“Our customers [suppliers] hate their client’s [having multiple] e-invoicing providers. They get the calls from Coke or Kraft, who say, “Hey, you can now send invoices to us through our portal (in fact, that’s the new policy if you want to get paid).\” But if you [suppliers] have 20,000 customers, you are busy with debt collection, especially now. And now you have to go from your billing file and pull the 200 invoices manually that need to go to an array of e-invoice providers and get them into a portal because your customer requires it.”
Increasingly, small businesses are getting overwhelmed with too many portals to log into for invoicing. A survey done by
APEX Analytix found that 60% of the supplier respondents had to log on to 10 or more portals every month; 10% log on to more than 50. And, 40% said that portals had increased (rather than reduced) their department\’s workload.
I wrote about this previously,

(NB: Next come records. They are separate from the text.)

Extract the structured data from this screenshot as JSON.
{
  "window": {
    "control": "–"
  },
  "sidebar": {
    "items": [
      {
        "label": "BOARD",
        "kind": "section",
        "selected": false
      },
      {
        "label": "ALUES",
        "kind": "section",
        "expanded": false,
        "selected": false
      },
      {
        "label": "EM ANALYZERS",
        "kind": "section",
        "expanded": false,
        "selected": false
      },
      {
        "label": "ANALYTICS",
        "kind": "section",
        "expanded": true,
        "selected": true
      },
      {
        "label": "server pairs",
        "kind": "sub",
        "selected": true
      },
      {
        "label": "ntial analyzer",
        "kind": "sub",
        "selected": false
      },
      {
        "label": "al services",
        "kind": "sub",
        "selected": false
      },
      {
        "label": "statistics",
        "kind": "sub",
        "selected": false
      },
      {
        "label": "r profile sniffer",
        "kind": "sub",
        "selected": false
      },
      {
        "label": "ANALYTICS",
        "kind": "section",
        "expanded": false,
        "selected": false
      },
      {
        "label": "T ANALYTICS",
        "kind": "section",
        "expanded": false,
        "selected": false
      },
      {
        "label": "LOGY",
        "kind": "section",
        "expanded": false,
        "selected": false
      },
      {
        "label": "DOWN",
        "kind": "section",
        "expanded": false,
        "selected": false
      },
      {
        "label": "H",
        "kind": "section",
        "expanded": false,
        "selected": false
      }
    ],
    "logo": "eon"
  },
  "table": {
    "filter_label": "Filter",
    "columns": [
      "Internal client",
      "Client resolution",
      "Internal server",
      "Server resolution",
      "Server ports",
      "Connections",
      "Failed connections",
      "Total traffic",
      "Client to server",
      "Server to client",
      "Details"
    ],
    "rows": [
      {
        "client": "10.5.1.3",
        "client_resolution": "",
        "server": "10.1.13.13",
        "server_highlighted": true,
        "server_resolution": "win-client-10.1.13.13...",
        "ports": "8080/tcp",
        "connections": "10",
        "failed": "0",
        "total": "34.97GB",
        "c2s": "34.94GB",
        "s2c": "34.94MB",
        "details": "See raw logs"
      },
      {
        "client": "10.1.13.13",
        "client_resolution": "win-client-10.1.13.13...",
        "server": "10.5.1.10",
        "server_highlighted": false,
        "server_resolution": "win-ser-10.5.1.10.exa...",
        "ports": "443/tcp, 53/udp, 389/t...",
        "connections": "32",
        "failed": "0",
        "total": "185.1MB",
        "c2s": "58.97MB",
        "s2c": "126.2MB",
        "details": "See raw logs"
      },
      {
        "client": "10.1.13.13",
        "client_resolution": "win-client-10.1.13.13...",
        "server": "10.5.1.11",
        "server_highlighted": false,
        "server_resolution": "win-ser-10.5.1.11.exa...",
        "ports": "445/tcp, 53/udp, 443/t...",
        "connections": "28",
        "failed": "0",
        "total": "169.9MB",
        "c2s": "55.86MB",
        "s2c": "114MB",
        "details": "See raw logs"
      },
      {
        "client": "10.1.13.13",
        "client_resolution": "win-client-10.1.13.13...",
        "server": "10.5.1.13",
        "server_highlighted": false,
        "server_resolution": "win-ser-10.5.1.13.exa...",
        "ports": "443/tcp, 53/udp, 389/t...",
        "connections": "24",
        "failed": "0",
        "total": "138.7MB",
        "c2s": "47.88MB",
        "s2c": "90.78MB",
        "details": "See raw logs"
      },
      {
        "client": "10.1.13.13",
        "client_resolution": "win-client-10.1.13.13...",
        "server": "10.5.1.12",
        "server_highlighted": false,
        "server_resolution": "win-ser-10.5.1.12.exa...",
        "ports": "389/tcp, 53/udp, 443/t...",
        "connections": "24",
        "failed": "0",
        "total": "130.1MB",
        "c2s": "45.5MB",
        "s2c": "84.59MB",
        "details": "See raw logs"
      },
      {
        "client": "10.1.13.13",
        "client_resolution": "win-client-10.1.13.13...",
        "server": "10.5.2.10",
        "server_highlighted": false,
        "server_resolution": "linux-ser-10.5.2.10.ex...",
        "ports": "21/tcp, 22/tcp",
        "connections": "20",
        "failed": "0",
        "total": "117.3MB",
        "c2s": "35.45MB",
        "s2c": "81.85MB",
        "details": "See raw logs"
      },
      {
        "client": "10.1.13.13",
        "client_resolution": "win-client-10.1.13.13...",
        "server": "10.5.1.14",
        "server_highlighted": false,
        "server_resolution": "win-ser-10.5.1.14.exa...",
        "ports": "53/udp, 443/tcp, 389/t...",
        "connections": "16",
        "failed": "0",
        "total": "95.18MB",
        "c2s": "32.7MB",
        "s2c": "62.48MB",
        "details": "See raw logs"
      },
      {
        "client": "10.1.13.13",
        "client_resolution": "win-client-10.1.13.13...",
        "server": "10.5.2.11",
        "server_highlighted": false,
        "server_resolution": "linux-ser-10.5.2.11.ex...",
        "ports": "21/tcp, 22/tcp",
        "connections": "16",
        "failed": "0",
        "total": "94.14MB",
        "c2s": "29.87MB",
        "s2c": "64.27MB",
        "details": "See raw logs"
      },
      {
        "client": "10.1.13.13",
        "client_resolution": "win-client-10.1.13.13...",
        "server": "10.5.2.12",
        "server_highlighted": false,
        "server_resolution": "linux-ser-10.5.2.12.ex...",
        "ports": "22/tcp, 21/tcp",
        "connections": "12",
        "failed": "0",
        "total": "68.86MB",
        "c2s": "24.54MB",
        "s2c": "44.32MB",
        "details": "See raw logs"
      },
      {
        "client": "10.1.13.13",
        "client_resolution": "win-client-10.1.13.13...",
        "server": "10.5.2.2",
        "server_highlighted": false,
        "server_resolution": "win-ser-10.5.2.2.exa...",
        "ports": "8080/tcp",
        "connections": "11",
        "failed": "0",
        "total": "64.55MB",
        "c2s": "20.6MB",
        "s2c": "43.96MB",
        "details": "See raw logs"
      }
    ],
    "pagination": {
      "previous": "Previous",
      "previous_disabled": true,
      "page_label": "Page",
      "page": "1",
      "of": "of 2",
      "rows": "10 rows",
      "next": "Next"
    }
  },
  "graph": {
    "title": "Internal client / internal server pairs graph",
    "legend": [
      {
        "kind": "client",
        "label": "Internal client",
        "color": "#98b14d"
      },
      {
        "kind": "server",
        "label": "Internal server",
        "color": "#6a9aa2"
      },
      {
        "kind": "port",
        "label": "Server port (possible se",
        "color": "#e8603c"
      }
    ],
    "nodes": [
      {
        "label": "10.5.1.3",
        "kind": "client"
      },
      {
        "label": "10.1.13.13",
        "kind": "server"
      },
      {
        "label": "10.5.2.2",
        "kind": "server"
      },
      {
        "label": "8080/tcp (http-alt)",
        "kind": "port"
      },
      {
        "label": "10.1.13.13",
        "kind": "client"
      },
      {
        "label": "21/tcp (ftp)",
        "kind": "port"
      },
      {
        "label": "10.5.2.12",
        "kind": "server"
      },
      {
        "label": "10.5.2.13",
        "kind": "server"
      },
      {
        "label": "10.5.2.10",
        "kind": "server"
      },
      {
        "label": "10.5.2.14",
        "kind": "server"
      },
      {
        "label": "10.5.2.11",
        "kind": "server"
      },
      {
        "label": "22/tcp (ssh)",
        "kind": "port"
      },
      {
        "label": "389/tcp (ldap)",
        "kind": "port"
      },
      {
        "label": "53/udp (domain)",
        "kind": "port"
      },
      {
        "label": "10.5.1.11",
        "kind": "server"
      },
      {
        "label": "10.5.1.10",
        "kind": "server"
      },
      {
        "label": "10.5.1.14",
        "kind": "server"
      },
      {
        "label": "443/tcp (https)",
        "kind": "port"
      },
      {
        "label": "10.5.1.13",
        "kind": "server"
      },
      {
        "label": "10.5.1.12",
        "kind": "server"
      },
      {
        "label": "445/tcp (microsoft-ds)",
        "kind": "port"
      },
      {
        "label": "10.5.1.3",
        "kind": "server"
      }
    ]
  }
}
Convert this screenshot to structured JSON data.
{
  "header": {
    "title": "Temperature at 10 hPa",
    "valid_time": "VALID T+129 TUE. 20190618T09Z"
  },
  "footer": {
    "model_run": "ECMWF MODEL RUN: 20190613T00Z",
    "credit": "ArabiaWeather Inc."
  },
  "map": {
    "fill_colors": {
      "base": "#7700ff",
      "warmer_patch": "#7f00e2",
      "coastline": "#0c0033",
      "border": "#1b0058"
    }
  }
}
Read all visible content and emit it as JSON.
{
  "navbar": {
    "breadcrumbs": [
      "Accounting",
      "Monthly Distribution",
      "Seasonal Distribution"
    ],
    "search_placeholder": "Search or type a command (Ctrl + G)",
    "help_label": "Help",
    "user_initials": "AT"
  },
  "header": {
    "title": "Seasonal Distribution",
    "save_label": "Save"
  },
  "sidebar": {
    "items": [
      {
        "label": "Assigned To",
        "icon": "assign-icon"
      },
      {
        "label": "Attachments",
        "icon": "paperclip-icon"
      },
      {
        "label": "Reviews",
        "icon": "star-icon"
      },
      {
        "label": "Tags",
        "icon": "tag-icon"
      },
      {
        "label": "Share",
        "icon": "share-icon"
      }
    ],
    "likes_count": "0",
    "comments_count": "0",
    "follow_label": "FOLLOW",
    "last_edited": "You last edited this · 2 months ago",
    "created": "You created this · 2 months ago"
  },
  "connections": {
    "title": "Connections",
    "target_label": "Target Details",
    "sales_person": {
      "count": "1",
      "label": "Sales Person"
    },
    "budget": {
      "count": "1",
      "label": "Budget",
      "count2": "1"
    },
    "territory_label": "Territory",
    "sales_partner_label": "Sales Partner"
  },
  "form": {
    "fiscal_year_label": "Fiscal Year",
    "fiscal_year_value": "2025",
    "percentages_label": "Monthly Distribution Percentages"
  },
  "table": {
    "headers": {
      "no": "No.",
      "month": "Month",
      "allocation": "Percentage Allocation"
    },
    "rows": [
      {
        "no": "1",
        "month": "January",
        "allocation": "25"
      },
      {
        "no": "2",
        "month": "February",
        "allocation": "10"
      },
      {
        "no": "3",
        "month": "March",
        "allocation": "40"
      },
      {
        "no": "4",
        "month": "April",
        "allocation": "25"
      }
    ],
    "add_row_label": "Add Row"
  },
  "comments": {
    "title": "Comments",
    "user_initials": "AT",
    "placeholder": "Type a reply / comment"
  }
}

Are Too Many Supplier Portals Causing Companies Headaches? As more payors (buyers) force companies to use portals to upload invoices to get paid, the number of portals that companies must deal with proliferates.
Is There Any Hope?
Are there any technology solutions? Perhaps, but there is no real quick fix.
First, large companies that purchase from thousands of suppliers can use RESTful APIs on their supplier portals. Large buying organizations are increasingly publishing APIs for various functions. For example, SAP is increasingly enabling procurement organizations to use internal transaction and catalog data to build reports, check status, fetch catalog data, etc. into a data warehouse or application, combine it with other organizational data, and build custom reports. Another example is to provide access to supplier data to get a list of all suppliers with registered, qualified or preferred status for a specific category, region and business unit. But all this is for internal cost and effectiveness. Being able to extend that to enable companies to send external data via API seems doable.
A second option is to use a billing consolidator to automate the delivery of invoices to various portals. There are a number of order-to-cash software specialists that are integrated to AP portals, including industry verticals, specific portals for spend categories like transportation, and horizontal portals. Customers integrate with the order-to-cash vendor and send them a “Bill To” file, and the vendor extracts invoices going to the different portals automatically with no manual intervention.
Another option could be using bots that could be used to log into AP portals to extract data needed for billing.
Perhaps there is even a blockchain solution here, where encrypted invoices can be uploaded to a platform that integrates with the necessary AP portals. Right now there are several companies that are working on blockchain-based infrastructure to solve the SME liquidity gap, and they could develop the API library to integrate without all the development overhead.
Is all of the above wishful thinking? Perhaps, but portal proliferation has been an issue for some time, and right now, if you are not using a billing consolidator and have not taken the time to integrate, you are using headcount.
This also has implications for if and how you take early pay discounts offered by these various portals. If a company has two FTEs devoted to manually connecting to portals (i.e., logging into to portals, uploading invoices, etc.), do they have authority to take discounts if and when they occur?
What is valuable from a seller’s perspective as we increasingly digitize is to both be able to automate buyer portal integration and a single view of all the various buyer finance programs you work with and all the currencies that you settle invoices. This would be a powerful cash flow planner.